Laotian Christians in one church have stood up for religious freedom, by resisting the closure of their church building, which was among four confiscated by the authorities in one district.
According to reports from Barnabas Fund, on 5 April officials ordered the confiscation and closure of the church in Khamnonsung village, in Saybuli district of Savannakhet province.
They claimed that the Christians did not have permission for the building, which dates back to 1968, before the current Communist government came to power.
The move followed a three-day political seminar in Khamnonsung, attended by the district’s head of religious affairs and deputy police chief, which covered ‘Tricks of the enemy’.
Western powers were said to be using the Christian faith as a ruse to destabilise the Communist regime in Laos.
Christians in Khamnonsung were told they could meet for worship only in their homes.

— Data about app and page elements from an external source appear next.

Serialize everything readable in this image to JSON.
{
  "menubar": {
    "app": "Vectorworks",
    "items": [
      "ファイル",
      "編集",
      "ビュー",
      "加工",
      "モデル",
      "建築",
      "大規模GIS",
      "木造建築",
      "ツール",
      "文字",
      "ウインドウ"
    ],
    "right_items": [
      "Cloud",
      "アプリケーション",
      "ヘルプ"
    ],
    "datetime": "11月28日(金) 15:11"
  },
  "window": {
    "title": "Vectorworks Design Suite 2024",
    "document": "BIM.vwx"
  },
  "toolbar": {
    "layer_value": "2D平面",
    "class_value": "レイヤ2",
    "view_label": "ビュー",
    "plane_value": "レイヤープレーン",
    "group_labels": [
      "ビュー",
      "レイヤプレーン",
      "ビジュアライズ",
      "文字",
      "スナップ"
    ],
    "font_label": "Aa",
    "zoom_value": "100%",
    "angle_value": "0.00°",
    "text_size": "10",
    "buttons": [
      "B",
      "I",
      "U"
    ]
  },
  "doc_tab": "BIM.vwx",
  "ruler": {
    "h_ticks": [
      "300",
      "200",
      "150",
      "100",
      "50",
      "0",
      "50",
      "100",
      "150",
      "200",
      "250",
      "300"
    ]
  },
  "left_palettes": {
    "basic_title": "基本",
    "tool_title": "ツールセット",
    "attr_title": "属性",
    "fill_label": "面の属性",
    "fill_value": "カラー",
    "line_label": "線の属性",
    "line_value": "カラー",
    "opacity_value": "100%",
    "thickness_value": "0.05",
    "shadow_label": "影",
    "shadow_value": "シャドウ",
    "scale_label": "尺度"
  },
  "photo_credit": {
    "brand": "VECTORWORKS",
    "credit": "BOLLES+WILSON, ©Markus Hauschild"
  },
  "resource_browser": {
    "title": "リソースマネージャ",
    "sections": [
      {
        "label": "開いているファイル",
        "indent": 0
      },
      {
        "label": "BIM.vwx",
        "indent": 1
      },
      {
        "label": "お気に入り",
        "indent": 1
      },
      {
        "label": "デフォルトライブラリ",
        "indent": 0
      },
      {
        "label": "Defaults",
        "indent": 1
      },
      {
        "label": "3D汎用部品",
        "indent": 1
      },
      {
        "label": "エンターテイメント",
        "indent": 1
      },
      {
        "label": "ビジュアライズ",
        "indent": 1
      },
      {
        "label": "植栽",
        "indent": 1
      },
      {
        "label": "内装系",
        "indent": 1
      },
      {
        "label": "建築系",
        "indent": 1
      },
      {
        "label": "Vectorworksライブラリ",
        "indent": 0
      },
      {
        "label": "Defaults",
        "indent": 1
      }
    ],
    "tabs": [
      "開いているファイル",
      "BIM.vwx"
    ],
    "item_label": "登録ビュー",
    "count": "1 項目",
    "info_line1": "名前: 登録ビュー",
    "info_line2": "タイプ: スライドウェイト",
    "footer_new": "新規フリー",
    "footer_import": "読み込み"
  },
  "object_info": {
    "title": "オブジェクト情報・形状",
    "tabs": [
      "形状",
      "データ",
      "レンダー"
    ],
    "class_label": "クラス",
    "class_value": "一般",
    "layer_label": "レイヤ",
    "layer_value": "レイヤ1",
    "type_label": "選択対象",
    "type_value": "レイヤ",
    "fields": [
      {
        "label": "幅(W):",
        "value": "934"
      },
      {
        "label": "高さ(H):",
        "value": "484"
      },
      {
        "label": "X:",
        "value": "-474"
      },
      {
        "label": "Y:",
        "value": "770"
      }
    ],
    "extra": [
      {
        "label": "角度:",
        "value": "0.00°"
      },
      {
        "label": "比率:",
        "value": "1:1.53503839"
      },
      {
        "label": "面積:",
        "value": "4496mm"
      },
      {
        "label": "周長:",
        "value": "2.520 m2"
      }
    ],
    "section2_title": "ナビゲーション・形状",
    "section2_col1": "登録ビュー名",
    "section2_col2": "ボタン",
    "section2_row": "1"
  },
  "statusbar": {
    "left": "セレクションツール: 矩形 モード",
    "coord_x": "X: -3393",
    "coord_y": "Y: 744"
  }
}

But the church, which comprises 745 people, has defied the order, holding Sunday services in the building for the two ensuing weeks.
Members have said they are willing to risk their own safety and that of their families to defend religious freedom, which is under sustained attack in Laos.
The attempted confiscation of Khamnonsung church follows the closure of three others in the district — Kengweng, Nadaeng and Dongpaiwan.
Other churches in Saybuli district are vulnerable to takeover; the authorities have said that they recognise only Dongpoong village church.
A 2002 religious law requires all church buildings to have official permission to be built and/or to operate. The Khamnonsung church was constructed well before this law came into force. Human Rights Watch for Lao Religious Freedom said if the church buildings had been seized under this law, the government was guilty of applying the legislation retrospectively.
Elsewhere in Savannakhet province, officials ambushed a church service in Paksong village, Songkorn district, arrested the church leader and barred the congregation from holding any further services there.
The pastor was later released after being threatened and coerced to sign a document agreeing to discontinue church services.
Officials claimed that the Christians did not have permission to hold services, but this had been granted by the former village chief.